I got a pamphlet from the hospice nurse tonight. It divides the dying process into “months to live,” “weeks to live,” “days to live,” and “hours to live.” It isn’t concrete science, but pretty accurate, giving the survivors a general guideline as to what to expect physically and otherwise as their loved one dies.
I was sitting with mom in dad’s room as I read it. “Have you seen this?” I asked her.
“No.” She said that with a tone that inferred she didn’t want to see it.
Sitting in the darkening room, as evening was falling, watching my father mostly sleep; today he is not eating or drinking, he is clawing at his covers and his shirt, moaning occasionally, not really present, but nevertheless, a presence.
Under the “days to live” section I found the rally. “The patient may sit up, eat, chat,” and it said “embrace this time, use it to talk with your loved one and share your love.” And under the same section is the “clawing at blankets” phrase.
My mom interrupted my reading. “He could go on like this for years.”
I said, “No, I don’t think so Mom.”
Just two days ago we sat with the social worker and doctor of the hospice facility. My mom opened up the discussion by saying, “I suppose you want me to move him out of here, since he has been so energetic.”
The staff looked at her like she’d grown another head. “Oh no, not at all! We are still evaluating him, and while he may have had a ‘Lazarus’ episode, this does not mean that he isn’t dying, nor does it mean that he needs to leave here. He isn’t going to go anywhere for awhile. We just take this one day at a time.”

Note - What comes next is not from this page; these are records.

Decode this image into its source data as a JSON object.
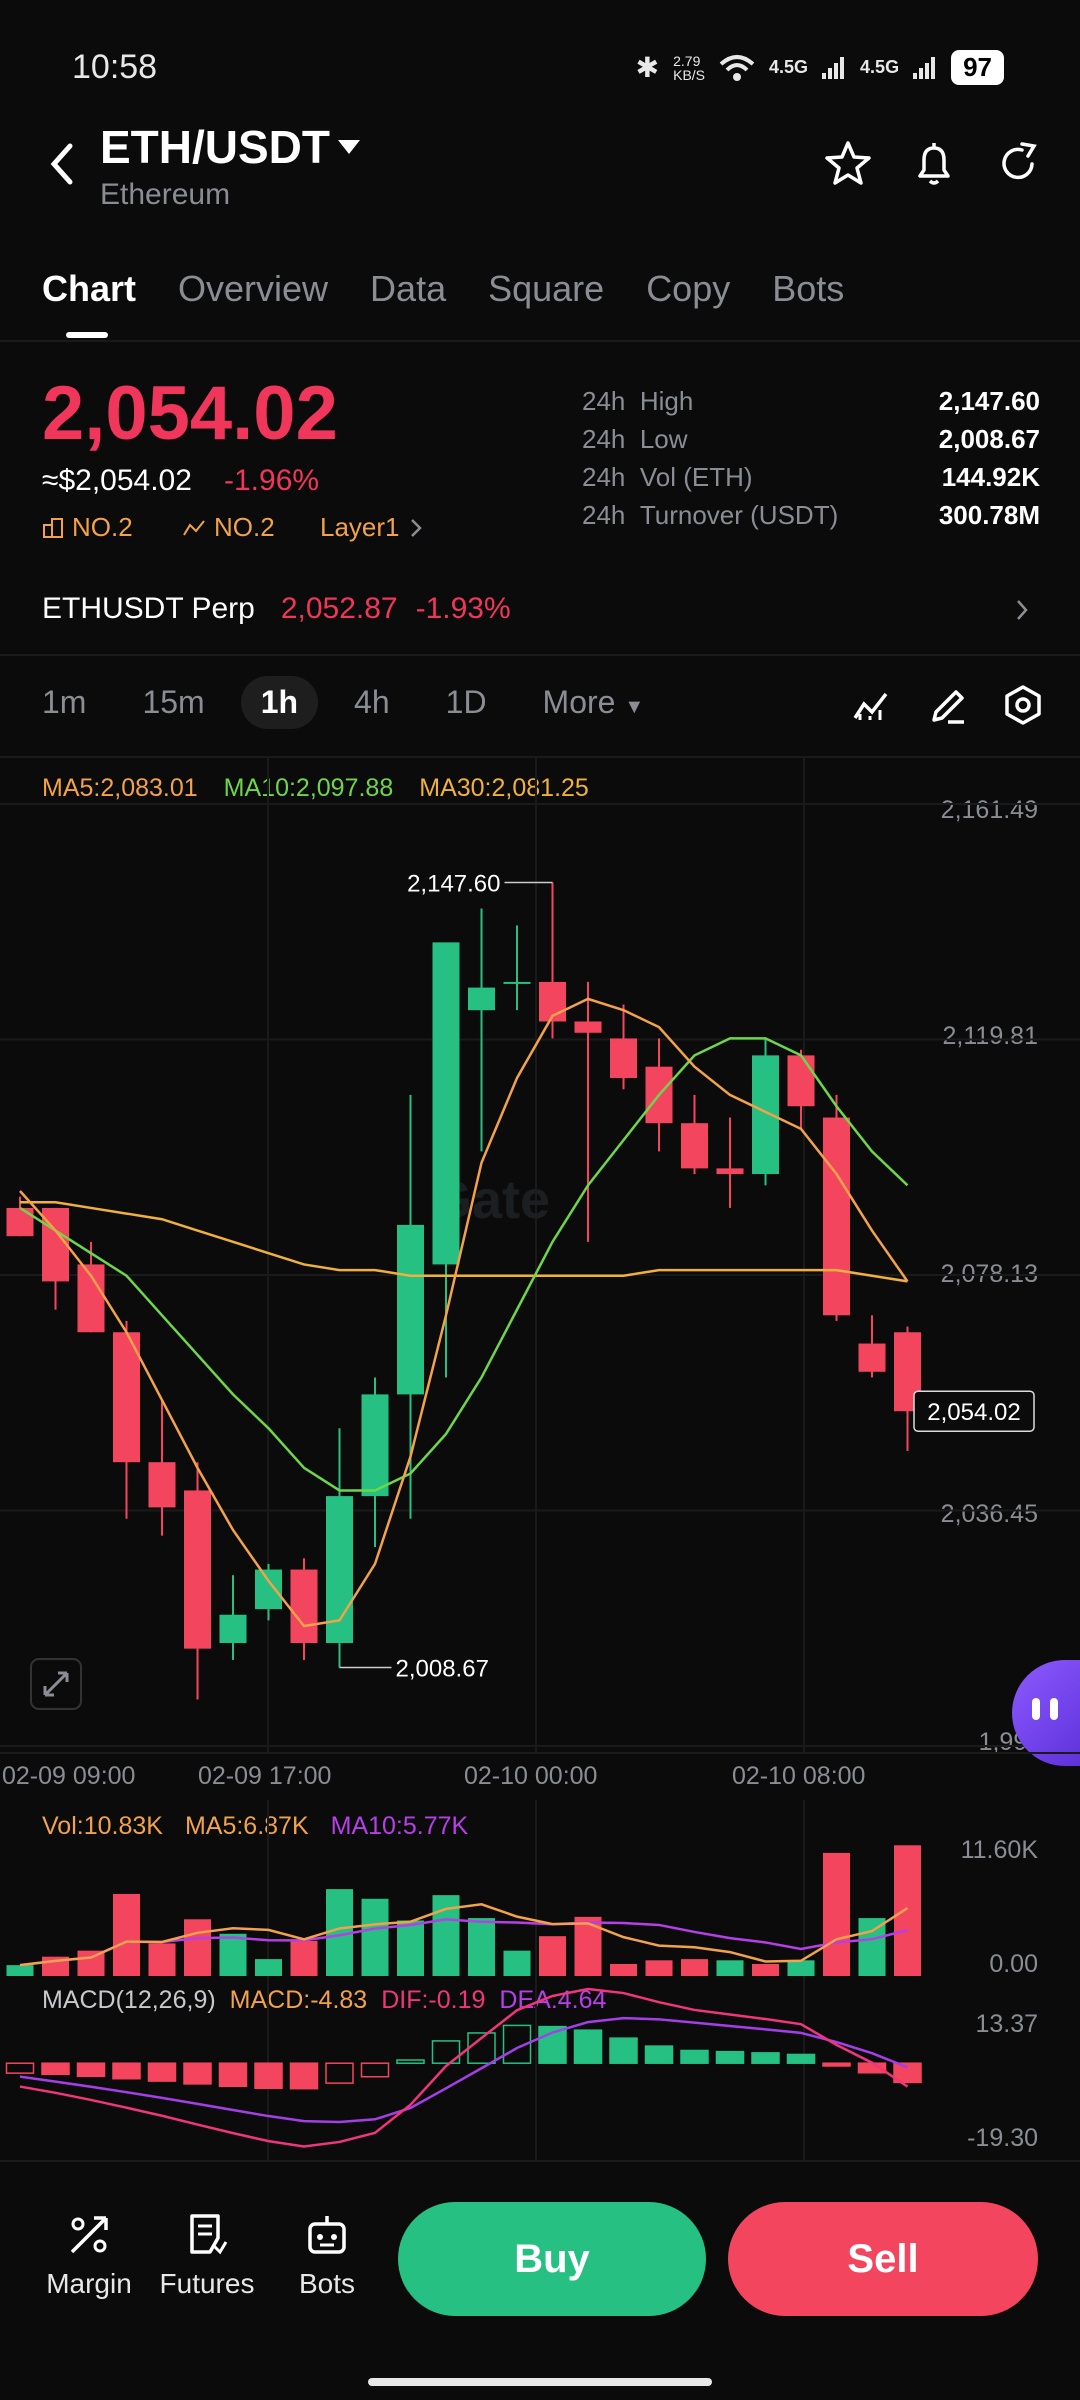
{
  "status_bar": {
    "time": "10:58",
    "speed": "2.79",
    "speed_unit": "KB/S",
    "network1": "4.5G",
    "network2": "4.5G",
    "battery": "97"
  },
  "header": {
    "pair": "ETH/USDT",
    "name": "Ethereum"
  },
  "tabs": [
    "Chart",
    "Overview",
    "Data",
    "Square",
    "Copy",
    "Bots"
  ],
  "active_tab": "Chart",
  "price": {
    "last": "2,054.02",
    "usd": "≈$2,054.02",
    "change": "-1.96%",
    "rank1": "NO.2",
    "rank2": "NO.2",
    "category": "Layer1"
  },
  "stats": [
    {
      "period": "24h",
      "label": "High",
      "value": "2,147.60"
    },
    {
      "period": "24h",
      "label": "Low",
      "value": "2,008.67"
    },
    {
      "period": "24h",
      "label": "Vol (ETH)",
      "value": "144.92K"
    },
    {
      "period": "24h",
      "label": "Turnover (USDT)",
      "value": "300.78M"
    }
  ],
  "perp": {
    "name": "ETHUSDT Perp",
    "price": "2,052.87",
    "change": "-1.93%"
  },
  "intervals": [
    "1m",
    "15m",
    "1h",
    "4h",
    "1D",
    "More"
  ],
  "active_interval": "1h",
  "ma_legend": {
    "ma5": "MA5:2,083.01",
    "ma10": "MA10:2,097.88",
    "ma30": "MA30:2,081.25"
  },
  "watermark": "Gate",
  "colors": {
    "up": "#25c082",
    "down": "#f4455f",
    "ma5": "#f2a24a",
    "ma10": "#6ed64a",
    "ma30": "#f0b13c",
    "dea": "#a43fe8",
    "dif": "#f0367a"
  },
  "chart_data": [
    {
      "type": "candlestick",
      "price_axis_ticks": [
        "2,161.49",
        "2,119.81",
        "2,078.13",
        "2,036.45",
        "1,994.7"
      ],
      "time_axis_ticks": [
        "02-09 09:00",
        "02-09 17:00",
        "02-10 00:00",
        "02-10 08:00"
      ],
      "ylim": [
        1994.77,
        2161.49
      ],
      "high_label": "2,147.60",
      "low_label": "2,008.67",
      "last_price_label": "2,054.02",
      "candles": [
        {
          "o": 2090,
          "h": 2092,
          "l": 2085,
          "c": 2085
        },
        {
          "o": 2090,
          "h": 2090,
          "l": 2072,
          "c": 2077
        },
        {
          "o": 2080,
          "h": 2084,
          "l": 2068,
          "c": 2068
        },
        {
          "o": 2068,
          "h": 2070,
          "l": 2035,
          "c": 2045
        },
        {
          "o": 2045,
          "h": 2056,
          "l": 2032,
          "c": 2037
        },
        {
          "o": 2040,
          "h": 2045,
          "l": 2003,
          "c": 2012
        },
        {
          "o": 2013,
          "h": 2025,
          "l": 2010,
          "c": 2018
        },
        {
          "o": 2019,
          "h": 2027,
          "l": 2017,
          "c": 2026
        },
        {
          "o": 2026,
          "h": 2028,
          "l": 2010,
          "c": 2013
        },
        {
          "o": 2013,
          "h": 2051,
          "l": 2008.67,
          "c": 2039
        },
        {
          "o": 2039,
          "h": 2060,
          "l": 2030,
          "c": 2057
        },
        {
          "o": 2057,
          "h": 2110,
          "l": 2035,
          "c": 2087
        },
        {
          "o": 2080,
          "h": 2136,
          "l": 2060,
          "c": 2137
        },
        {
          "o": 2125,
          "h": 2143,
          "l": 2100,
          "c": 2129
        },
        {
          "o": 2130,
          "h": 2140,
          "l": 2125,
          "c": 2130
        },
        {
          "o": 2130,
          "h": 2147.6,
          "l": 2120,
          "c": 2123
        },
        {
          "o": 2123,
          "h": 2130,
          "l": 2084,
          "c": 2121
        },
        {
          "o": 2120,
          "h": 2126,
          "l": 2111,
          "c": 2113
        },
        {
          "o": 2115,
          "h": 2120,
          "l": 2100,
          "c": 2105
        },
        {
          "o": 2105,
          "h": 2110,
          "l": 2096,
          "c": 2097
        },
        {
          "o": 2097,
          "h": 2106,
          "l": 2090,
          "c": 2096
        },
        {
          "o": 2096,
          "h": 2120,
          "l": 2094,
          "c": 2117
        },
        {
          "o": 2117,
          "h": 2118,
          "l": 2104,
          "c": 2108
        },
        {
          "o": 2106,
          "h": 2110,
          "l": 2070,
          "c": 2071
        },
        {
          "o": 2066,
          "h": 2071,
          "l": 2060,
          "c": 2061
        },
        {
          "o": 2068,
          "h": 2069,
          "l": 2047,
          "c": 2054.02
        }
      ],
      "ma5": [
        2093,
        2086,
        2078,
        2068,
        2056,
        2044,
        2033,
        2024,
        2016,
        2017,
        2027,
        2046,
        2071,
        2098,
        2113,
        2124,
        2127,
        2125,
        2122,
        2115,
        2110,
        2107,
        2104,
        2096,
        2086,
        2077
      ],
      "ma10": [
        2090,
        2086,
        2082,
        2078,
        2071,
        2064,
        2057,
        2051,
        2044,
        2040,
        2040,
        2043,
        2050,
        2060,
        2072,
        2084,
        2094,
        2102,
        2110,
        2117,
        2120,
        2120,
        2117,
        2108,
        2100,
        2094
      ],
      "ma30": [
        2091,
        2091,
        2090,
        2089,
        2088,
        2086,
        2084,
        2082,
        2080,
        2079,
        2079,
        2078,
        2078,
        2078,
        2078,
        2078,
        2078,
        2078,
        2079,
        2079,
        2079,
        2079,
        2079,
        2079,
        2078,
        2077
      ]
    },
    {
      "type": "bar",
      "title": "Vol:10.83K",
      "ma5_label": "MA5:6.87K",
      "ma10_label": "MA10:5.77K",
      "ticks": [
        "11.60K",
        "0.00"
      ],
      "ylim": [
        0,
        11.6
      ],
      "values": [
        0.9,
        1.6,
        2.1,
        6.8,
        2.7,
        4.7,
        3.5,
        1.4,
        2.9,
        7.2,
        6.4,
        4.6,
        6.7,
        4.8,
        2.1,
        3.3,
        4.9,
        1.0,
        1.3,
        1.4,
        1.3,
        1.0,
        1.3,
        10.2,
        4.8,
        10.83
      ],
      "direction": [
        "up",
        "down",
        "down",
        "down",
        "down",
        "down",
        "up",
        "up",
        "down",
        "up",
        "up",
        "up",
        "up",
        "up",
        "up",
        "down",
        "down",
        "down",
        "down",
        "down",
        "up",
        "down",
        "up",
        "down",
        "up",
        "down"
      ]
    },
    {
      "type": "bar",
      "title": "MACD(12,26,9)",
      "macd_label": "MACD:-4.83",
      "dif_label": "DIF:-0.19",
      "dea_label": "DEA:4.64",
      "ticks": [
        "13.37",
        "-19.30"
      ],
      "ylim": [
        -19.3,
        13.37
      ],
      "macd": [
        -2.5,
        -2.8,
        -3.3,
        -3.9,
        -4.5,
        -5.2,
        -5.8,
        -6.3,
        -6.4,
        -5.0,
        -3.4,
        0.8,
        5.6,
        7.6,
        9.5,
        9.2,
        8.3,
        6.3,
        4.3,
        3.2,
        2.9,
        2.6,
        2.2,
        -0.7,
        -2.4,
        -4.83
      ]
    }
  ],
  "bottom_nav": [
    {
      "label": "Margin"
    },
    {
      "label": "Futures"
    },
    {
      "label": "Bots"
    }
  ],
  "buttons": {
    "buy": "Buy",
    "sell": "Sell"
  }
}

My mom’s shoulders sagged in relief, and her eyes welled up. I know she was stressing about what was going to happen. She and I had really been through the ringer. Dad was at death’s door, everyone agreed. We moved him to hospice, summoned my brother from back east. Not only did he seemingly rise from the doorway of death, he literally rose, as he got up and walked with some help and a walker to the nurse’s station the day prior to us sitting with the doctor and social worker. Lazarus was an accurate name. Mom and I were stunned, and that’s putting it mildly.
Tonight, it’s more like Groundhog Day. The groundhog came out and sniffed around and crawled back into his cave. Did he see his shadow? Will it be a longer winter, or will spring come soon? I think of it as: will it be longer winter torture, or will spring, the release that death brings, come soon? The pamphlet says that while it gives general guidelines, everyone’s death, like his or her life, is individual. There is no right or wrong way to die.
I am still numb. I am doing better, as I know what day it is, what date it is. For a while there, the day and date were something I had to really think about. But after the fall, the rise, and now the fall again in my father’s condition, I just don’t know what’s going to happen. He may indeed go on like this for awhile. Or not. One day at a time.